- Connect it to the Mission: Connecting project need with social impact will help to get volunteers engaged and excited about the work they will be taking on. Sure, writing a script to make a report auto-generate might not feel core to your mission, but automating that process might free up your staff and volunteer resources for other mission-critical work. Making that correlation for the volunteers will help them see the impact of the project they are taking on.
Every company approaches pro bono differently, and many have not yet started a program, although thanks to campaigns like ‘A Billion+Change’ the move to provide pro bono support is gaining momentum. At NetSuite, we formally launched our NetSuite.org SuiteVolunteer Pro Bono program in 2013 with a commitment to take on a significant number of pro bono projects each quarter. We have been seeing the fruits of our labors ever since, with employees gaining invaluable on-the-job training and many of our nonprofit software users emerging as stronger users of the platform.
Our employees desire to donate pro bono time is evident in the program’s growth: since it launched, more than 700 NetSuite employees have given nearly $1.5 million worth of their time to more than 260 nonprofits. In 2015 alone, more than 300 SuiteVolunteers donated 4,694 pro bono consulting hours, worth more than $700,000 using the industry standard valuation.
One of the keys to the SuiteVolunteer program’s success has been a focus on small, digestible projects that begin and end within a quarter. We assemble our pro bono project teams during the first month of each quarter, and each team completes its project over the ensuing two months. Generally speaking, each quarter now features about 100 employees working on 30 to 40 projects. This distributed approach has enabled us to get more employees involved on more projects, thus impacting more nonprofits. These projects also act as building blocks for our nonprofit partners. We aren’t trying to take on all of their challenges at once, but instead are looking for small, incremental ways to improve their operational success.
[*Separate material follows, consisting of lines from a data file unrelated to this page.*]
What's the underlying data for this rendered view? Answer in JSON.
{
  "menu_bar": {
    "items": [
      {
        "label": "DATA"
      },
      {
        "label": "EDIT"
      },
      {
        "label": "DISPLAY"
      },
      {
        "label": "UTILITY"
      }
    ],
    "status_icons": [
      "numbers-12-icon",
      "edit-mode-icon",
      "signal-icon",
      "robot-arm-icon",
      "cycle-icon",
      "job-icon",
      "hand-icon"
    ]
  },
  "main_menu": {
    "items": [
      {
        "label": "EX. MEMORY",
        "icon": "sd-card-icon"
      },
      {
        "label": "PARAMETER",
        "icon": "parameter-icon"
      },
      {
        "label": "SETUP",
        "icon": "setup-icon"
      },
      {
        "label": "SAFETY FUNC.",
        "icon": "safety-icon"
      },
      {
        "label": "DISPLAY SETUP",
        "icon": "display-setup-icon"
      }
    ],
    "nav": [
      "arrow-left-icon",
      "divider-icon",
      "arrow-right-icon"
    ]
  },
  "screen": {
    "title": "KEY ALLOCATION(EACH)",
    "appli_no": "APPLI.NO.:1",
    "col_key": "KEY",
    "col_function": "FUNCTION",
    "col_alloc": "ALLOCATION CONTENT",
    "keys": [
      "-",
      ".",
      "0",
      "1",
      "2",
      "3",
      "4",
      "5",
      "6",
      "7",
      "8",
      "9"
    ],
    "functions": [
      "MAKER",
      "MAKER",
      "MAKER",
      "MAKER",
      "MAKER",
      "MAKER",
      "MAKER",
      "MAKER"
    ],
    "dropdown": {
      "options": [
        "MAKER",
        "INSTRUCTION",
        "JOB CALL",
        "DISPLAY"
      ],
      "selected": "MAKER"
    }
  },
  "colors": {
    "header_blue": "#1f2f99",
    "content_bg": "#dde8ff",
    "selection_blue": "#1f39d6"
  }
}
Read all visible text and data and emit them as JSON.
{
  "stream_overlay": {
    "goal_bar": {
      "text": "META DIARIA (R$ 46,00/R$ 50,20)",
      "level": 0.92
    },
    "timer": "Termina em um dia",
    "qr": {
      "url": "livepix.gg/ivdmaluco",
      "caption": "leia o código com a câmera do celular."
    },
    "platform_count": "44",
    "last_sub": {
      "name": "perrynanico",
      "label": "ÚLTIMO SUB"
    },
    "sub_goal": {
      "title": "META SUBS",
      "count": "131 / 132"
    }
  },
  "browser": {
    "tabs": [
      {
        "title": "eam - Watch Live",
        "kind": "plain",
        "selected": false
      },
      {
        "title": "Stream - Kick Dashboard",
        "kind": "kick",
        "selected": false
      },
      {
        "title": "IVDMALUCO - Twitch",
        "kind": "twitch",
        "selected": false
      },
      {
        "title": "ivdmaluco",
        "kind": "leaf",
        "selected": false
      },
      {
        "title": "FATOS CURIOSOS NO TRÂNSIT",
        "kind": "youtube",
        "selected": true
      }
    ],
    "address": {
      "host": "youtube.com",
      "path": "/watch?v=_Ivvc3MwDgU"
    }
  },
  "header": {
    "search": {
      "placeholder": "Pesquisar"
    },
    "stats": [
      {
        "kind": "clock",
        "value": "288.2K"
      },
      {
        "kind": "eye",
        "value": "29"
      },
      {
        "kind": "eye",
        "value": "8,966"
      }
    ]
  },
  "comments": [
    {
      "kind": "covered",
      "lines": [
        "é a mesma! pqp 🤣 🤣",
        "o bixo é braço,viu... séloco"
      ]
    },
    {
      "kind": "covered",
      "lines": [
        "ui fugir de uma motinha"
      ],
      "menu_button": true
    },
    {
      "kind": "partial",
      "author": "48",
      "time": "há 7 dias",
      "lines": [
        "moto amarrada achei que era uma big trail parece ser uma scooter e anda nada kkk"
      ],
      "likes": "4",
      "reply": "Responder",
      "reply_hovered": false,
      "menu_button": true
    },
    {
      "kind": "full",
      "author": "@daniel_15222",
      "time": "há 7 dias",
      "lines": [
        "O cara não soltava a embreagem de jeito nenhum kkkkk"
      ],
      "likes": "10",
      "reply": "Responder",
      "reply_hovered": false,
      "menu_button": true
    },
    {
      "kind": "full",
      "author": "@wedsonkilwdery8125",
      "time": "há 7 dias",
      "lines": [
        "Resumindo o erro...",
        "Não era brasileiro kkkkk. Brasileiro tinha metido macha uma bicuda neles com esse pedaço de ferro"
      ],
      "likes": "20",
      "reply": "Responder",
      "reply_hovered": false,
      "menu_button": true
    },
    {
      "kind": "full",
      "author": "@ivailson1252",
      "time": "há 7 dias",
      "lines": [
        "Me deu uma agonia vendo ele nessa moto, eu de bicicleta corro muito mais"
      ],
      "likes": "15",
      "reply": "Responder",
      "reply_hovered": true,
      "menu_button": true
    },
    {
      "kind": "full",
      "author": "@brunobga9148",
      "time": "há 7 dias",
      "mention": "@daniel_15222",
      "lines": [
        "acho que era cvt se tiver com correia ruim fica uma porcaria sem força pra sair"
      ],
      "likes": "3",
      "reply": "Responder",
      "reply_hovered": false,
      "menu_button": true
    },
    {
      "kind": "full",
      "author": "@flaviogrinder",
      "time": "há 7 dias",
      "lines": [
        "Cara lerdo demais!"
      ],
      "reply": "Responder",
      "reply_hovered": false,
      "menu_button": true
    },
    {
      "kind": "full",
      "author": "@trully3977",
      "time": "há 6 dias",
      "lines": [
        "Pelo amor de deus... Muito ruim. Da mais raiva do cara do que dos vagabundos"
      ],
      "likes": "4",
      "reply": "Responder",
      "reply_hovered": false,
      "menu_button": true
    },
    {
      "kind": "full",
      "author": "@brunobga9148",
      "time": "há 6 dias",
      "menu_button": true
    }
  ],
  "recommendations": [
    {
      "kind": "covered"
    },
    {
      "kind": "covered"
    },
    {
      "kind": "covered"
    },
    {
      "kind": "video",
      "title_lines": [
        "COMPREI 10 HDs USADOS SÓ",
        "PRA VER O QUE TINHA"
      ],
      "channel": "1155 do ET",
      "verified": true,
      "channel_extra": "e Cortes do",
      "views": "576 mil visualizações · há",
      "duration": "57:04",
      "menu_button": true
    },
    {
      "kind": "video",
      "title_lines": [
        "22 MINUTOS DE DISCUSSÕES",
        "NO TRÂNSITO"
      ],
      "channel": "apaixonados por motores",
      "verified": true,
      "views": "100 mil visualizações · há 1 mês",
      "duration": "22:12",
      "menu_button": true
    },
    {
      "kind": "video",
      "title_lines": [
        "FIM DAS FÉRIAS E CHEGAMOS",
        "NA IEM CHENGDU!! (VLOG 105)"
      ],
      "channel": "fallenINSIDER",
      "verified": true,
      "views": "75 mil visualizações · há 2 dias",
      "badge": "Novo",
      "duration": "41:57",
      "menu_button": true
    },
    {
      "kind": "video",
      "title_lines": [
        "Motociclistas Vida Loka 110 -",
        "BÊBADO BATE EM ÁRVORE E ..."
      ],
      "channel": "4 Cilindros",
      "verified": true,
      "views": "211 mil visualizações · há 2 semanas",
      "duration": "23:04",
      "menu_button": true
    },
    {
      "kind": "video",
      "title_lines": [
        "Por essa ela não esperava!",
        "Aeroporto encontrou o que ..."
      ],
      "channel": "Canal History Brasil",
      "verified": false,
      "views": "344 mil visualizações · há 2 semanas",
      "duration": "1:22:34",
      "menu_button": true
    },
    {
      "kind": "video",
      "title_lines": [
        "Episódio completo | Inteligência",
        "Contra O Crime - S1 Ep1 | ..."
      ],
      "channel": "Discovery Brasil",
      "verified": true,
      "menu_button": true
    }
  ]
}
The bottom line of all these efforts is the power that comes from sharing talent. Every company has incredibly talented employees in its ranks, many of whom want to use their skills to make a positive social impact. Nonprofits and corporations that are able to harness the skills of these passionate employees will find that the benefits of pro bono contributions run deep. What’s more, taking a strategic approach to choosing a pro bono partner and thoroughly outlining the need you’re addressing can ensure a successful project.
For corporations, providing pro bono opportunities for your employees will not only engage your employees and strengthen your business, but can inspire your customers and partners to develop similar programs, thus exponentially driving change in the social sector.
Pro bono help, once thought of as only something lawyers provide, is growing more prevalent across business sectors. By effectively tapping pro bono volunteer skills and corporate pro bono programs, you will gain access to a new pool of resources that can help build capacity and fund those often overlooked “overhead” projects.
For businesses, their employees and the nonprofits they serve, pro bono volunteering can be the ultimate win-win-win.